  2. ^ a b c d Jennens, P. A.; Helfer, H. L. (September 1975), "A new photometric metal abundance and luminosity calibration for field G and K giants.", Monthly Notices of the Royal Astronomical Society, 172: 667–679, Bibcode:1975MNRAS.172..667J, doi:10.1093/mnras/172.3.667
  3. ^ a b Morgan, W. W.; Keenan, P. C. (1973), "Spectral Classification", Annual Review of Astronomy and Astrophysics, 11: 29–50, Bibcode:1973ARA&A..11...29M, doi:10.1146/annurev.aa.11.090173.000333
  4. ^ Famaey, B.; et al. (January 2005), "Local kinematics of K and M giants from CORAVEL/Hipparcos/Tycho-2 data. Revisiting the concept of superclusters", Astronomy and Astrophysics, 430: 165–186, arXiv:astro-ph/0409579, Bibcode:2005A&A...430..165F, doi:10.1051/0004-6361:20041272

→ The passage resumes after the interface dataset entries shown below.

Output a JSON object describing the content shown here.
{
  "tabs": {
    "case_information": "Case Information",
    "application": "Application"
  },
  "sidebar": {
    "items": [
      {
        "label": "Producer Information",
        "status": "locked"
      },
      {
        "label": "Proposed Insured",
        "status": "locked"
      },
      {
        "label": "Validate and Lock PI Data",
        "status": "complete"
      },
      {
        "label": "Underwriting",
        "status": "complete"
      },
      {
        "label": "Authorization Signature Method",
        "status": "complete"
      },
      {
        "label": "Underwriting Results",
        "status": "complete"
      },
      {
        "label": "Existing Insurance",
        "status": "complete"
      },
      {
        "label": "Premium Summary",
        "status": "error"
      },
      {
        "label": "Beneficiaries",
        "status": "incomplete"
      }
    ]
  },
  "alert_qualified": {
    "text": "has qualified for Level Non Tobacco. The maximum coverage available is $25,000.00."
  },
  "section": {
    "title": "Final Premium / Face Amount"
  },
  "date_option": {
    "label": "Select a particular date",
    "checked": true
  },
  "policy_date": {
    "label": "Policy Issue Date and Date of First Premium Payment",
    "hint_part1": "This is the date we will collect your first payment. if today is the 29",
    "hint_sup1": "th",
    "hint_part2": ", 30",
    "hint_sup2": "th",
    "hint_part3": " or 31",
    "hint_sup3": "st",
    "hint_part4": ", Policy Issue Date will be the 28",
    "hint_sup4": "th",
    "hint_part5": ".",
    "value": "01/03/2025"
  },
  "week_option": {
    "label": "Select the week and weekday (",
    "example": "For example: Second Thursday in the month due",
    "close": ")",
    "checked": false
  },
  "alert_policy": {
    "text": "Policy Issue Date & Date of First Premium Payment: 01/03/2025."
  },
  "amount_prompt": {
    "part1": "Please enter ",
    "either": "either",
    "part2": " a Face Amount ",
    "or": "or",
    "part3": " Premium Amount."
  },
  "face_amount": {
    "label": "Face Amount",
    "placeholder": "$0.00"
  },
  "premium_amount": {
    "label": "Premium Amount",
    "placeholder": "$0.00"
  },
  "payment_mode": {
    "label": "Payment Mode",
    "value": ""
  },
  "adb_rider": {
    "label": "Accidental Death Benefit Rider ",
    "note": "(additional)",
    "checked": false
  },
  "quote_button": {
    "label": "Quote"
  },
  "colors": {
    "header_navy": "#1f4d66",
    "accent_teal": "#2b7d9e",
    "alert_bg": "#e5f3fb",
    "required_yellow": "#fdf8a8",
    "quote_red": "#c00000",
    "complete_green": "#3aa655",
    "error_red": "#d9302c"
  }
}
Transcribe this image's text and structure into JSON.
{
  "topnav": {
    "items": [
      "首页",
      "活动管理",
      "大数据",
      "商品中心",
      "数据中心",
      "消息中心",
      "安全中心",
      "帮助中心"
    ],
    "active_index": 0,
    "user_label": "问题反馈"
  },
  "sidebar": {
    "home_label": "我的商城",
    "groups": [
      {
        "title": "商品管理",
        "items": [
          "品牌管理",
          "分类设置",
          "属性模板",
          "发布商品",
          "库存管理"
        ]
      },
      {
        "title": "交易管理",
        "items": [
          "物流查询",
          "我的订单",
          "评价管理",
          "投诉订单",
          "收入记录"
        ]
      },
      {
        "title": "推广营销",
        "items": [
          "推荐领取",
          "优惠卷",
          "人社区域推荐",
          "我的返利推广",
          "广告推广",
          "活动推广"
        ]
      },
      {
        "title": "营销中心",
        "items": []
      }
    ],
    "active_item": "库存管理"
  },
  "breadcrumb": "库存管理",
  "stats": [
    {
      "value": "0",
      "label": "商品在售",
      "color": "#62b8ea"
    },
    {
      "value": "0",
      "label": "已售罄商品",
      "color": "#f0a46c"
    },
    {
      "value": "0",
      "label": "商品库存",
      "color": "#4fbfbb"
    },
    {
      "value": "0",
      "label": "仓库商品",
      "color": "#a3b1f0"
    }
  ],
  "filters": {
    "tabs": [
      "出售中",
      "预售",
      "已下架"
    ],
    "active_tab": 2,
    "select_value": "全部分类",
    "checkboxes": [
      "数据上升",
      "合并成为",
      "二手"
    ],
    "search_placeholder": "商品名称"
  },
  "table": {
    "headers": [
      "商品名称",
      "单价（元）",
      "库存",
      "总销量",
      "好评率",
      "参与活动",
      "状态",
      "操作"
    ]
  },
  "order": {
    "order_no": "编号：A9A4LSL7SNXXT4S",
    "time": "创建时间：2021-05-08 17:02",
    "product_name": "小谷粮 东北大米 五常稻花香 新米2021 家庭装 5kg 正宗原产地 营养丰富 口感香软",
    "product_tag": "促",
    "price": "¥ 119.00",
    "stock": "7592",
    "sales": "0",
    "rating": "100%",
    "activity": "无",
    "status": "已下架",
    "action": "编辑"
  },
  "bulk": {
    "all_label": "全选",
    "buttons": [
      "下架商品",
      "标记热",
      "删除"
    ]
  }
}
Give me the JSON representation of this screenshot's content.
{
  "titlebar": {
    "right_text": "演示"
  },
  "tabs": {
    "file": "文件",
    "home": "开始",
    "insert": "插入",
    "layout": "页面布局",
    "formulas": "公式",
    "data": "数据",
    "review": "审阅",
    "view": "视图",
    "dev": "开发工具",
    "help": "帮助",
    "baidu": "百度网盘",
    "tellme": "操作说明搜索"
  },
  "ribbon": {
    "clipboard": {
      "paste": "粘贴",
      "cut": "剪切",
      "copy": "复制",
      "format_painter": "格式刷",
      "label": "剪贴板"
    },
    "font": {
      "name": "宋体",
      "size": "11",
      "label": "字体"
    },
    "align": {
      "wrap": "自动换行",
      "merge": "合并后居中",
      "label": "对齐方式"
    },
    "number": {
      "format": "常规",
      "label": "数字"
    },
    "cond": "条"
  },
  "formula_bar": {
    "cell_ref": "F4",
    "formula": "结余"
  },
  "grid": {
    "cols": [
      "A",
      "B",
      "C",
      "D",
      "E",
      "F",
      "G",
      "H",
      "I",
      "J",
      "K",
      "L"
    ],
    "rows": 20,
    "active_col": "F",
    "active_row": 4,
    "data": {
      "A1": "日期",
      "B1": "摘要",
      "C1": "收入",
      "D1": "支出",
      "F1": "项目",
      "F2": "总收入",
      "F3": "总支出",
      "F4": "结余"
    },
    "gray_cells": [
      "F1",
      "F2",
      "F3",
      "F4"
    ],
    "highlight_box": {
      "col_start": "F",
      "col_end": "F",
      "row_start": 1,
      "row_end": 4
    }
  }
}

  5. ^ a b c d e f g h Piau, L.; et al. (February 2011), "Surface convection and red-giant radius measurements", Astronomy and Astrophysics, 526: A100, arXiv:1010.3649, Bibcode:2011A&A...526A.100P, doi:10.1051/0004-6361/201014442
  6. ^ Bernacca, P. L.; Perinotto, M. (1970), "A catalogue of stellar rotational velocities", Contributi Osservatorio Astronomico di Padova in Asiago, 239 (1), Bibcode:1970CoAsi.239....1B
  7. ^ "54 UMa -- Star in double system", SIMBAD, Centre de Données astronomiques de Strasbourg, retrieved 2012-01-11
  8. ^ "IAU Catalog of Star Names". Retrieved 28 July 2016.
  9. ^ "The Colour of Stars", Australia Telescope, Outreach and Education, Commonwealth Scientific and Industrial Research Organisation, December 21, 2004, retrieved 2012-01-16
  10. ^ Piazzi, G., The Palermo Catalogue, Palermo, 1814.
  11. ^ Richard Hinckley Allen :Star Names — Their Lore and Meaning - Ursa Major, the Greater Bear
  12. ^ "IAU Working Group on Star Names (WGSN)". Retrieved 22 May 2016.
  13. ^ "Bulletin of the IAU Working Group on Star Names, No. 1" (PDF). Retrieved 28 July 2016.
  14. ^ (in Chinese) (Activities of Exhibition and Education in Astronomy) 天文教育資訊網 2006 年 6 月 21 日